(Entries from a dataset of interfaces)

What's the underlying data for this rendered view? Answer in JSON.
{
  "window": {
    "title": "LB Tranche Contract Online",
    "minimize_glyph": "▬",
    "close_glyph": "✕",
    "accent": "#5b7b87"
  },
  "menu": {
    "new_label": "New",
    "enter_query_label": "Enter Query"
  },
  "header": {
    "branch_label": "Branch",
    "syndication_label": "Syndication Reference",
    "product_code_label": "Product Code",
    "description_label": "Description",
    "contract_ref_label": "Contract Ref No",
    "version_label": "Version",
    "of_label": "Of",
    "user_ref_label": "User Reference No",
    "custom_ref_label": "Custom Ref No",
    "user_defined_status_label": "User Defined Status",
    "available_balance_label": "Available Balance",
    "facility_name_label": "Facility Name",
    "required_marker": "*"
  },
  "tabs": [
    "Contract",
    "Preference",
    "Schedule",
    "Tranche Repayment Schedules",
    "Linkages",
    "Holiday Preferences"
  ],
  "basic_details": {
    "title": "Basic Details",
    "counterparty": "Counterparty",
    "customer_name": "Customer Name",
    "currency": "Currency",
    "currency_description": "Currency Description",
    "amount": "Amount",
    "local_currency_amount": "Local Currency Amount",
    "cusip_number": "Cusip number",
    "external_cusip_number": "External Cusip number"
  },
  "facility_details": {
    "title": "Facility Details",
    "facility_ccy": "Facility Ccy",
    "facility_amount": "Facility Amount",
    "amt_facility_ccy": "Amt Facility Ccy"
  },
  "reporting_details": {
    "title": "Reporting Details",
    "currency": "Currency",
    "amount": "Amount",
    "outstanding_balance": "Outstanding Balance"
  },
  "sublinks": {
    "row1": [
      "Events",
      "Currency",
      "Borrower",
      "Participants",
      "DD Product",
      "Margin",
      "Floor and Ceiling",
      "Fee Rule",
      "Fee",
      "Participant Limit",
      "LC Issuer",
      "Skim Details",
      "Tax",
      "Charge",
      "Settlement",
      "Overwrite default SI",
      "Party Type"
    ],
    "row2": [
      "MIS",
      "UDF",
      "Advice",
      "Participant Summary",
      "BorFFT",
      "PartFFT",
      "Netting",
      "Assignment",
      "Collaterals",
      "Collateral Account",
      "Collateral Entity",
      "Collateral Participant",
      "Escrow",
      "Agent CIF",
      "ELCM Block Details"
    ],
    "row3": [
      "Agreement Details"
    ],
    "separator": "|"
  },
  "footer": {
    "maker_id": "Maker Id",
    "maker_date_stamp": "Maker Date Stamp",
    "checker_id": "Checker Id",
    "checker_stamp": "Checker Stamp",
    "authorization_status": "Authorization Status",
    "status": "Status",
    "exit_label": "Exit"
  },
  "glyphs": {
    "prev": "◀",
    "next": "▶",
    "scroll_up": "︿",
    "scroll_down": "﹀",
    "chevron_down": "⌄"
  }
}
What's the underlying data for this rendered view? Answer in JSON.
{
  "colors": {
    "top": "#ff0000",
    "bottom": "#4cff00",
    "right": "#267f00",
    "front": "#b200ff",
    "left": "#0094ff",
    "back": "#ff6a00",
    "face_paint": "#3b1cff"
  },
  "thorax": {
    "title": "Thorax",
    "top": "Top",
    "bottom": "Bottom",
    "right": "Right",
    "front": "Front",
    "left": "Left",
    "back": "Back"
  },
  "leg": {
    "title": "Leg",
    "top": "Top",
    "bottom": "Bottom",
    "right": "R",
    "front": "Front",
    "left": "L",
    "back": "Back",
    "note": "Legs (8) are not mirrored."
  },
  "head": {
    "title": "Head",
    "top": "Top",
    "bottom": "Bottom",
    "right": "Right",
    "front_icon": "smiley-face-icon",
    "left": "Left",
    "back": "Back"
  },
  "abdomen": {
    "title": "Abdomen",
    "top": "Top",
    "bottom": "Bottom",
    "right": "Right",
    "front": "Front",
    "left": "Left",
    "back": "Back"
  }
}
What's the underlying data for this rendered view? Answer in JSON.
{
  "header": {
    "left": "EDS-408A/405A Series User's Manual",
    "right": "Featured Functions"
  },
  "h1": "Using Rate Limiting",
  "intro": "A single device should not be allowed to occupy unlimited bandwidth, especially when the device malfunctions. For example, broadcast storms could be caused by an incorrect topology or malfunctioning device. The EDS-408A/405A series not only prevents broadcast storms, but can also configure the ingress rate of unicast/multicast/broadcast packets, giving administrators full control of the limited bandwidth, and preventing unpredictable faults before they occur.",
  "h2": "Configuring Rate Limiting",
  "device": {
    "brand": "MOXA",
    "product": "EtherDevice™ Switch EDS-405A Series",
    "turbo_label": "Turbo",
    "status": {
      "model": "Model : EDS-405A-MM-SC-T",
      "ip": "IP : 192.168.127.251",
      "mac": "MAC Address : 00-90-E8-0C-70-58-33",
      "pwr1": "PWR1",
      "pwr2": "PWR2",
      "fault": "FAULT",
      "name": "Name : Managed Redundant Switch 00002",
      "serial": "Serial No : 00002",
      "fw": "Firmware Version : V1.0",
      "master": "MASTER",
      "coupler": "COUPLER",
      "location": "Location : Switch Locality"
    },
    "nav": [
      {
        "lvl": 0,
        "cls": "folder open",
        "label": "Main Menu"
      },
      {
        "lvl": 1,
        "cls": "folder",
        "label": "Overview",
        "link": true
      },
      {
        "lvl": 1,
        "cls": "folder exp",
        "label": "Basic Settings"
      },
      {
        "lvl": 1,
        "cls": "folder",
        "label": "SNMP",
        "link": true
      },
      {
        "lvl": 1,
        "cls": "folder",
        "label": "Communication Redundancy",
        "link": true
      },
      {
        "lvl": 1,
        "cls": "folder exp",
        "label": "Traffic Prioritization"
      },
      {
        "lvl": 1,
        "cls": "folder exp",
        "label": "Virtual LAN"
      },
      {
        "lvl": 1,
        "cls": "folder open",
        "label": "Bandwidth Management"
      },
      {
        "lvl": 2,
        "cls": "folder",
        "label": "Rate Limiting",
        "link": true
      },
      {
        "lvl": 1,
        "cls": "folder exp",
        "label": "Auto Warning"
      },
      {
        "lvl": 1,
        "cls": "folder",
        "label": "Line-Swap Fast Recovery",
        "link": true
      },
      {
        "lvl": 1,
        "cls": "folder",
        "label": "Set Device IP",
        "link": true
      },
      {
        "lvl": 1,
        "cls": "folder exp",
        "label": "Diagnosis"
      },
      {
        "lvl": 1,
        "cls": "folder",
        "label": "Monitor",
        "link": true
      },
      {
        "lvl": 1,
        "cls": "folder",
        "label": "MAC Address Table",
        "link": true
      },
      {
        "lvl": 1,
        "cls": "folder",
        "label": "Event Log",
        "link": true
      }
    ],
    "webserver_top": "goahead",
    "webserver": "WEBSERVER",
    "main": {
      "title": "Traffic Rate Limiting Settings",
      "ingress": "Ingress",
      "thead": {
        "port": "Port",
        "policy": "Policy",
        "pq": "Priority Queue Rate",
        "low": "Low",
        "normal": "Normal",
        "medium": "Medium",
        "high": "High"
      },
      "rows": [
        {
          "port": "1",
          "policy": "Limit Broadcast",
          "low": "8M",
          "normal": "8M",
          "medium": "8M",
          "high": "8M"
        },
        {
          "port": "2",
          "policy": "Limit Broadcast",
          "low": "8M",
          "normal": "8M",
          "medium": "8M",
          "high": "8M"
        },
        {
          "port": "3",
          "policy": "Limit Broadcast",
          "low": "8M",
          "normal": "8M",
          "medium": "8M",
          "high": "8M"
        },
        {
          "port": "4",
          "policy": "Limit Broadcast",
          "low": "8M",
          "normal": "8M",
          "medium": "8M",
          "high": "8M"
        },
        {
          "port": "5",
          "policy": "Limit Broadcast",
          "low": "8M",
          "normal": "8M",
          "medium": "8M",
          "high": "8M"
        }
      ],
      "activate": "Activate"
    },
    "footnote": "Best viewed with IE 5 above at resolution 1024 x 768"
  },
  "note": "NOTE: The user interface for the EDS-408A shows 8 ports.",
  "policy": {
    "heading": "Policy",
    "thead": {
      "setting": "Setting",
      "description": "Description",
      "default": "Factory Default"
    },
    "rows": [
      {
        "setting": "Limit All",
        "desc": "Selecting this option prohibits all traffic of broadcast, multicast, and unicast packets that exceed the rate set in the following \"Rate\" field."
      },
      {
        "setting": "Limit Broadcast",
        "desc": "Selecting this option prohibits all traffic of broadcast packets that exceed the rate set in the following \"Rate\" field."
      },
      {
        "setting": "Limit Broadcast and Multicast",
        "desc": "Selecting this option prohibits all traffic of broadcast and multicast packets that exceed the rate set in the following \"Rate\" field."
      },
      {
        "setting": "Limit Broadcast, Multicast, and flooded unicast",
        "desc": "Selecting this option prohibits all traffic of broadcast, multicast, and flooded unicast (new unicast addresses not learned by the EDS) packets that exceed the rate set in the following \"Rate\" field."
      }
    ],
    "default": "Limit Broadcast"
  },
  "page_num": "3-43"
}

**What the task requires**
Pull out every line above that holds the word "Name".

**Output for this task**
    "facility_name_label": "Facility Name",
    "customer_name": "Customer Name",
      "name": "Name : Managed Redundant Switch 00002",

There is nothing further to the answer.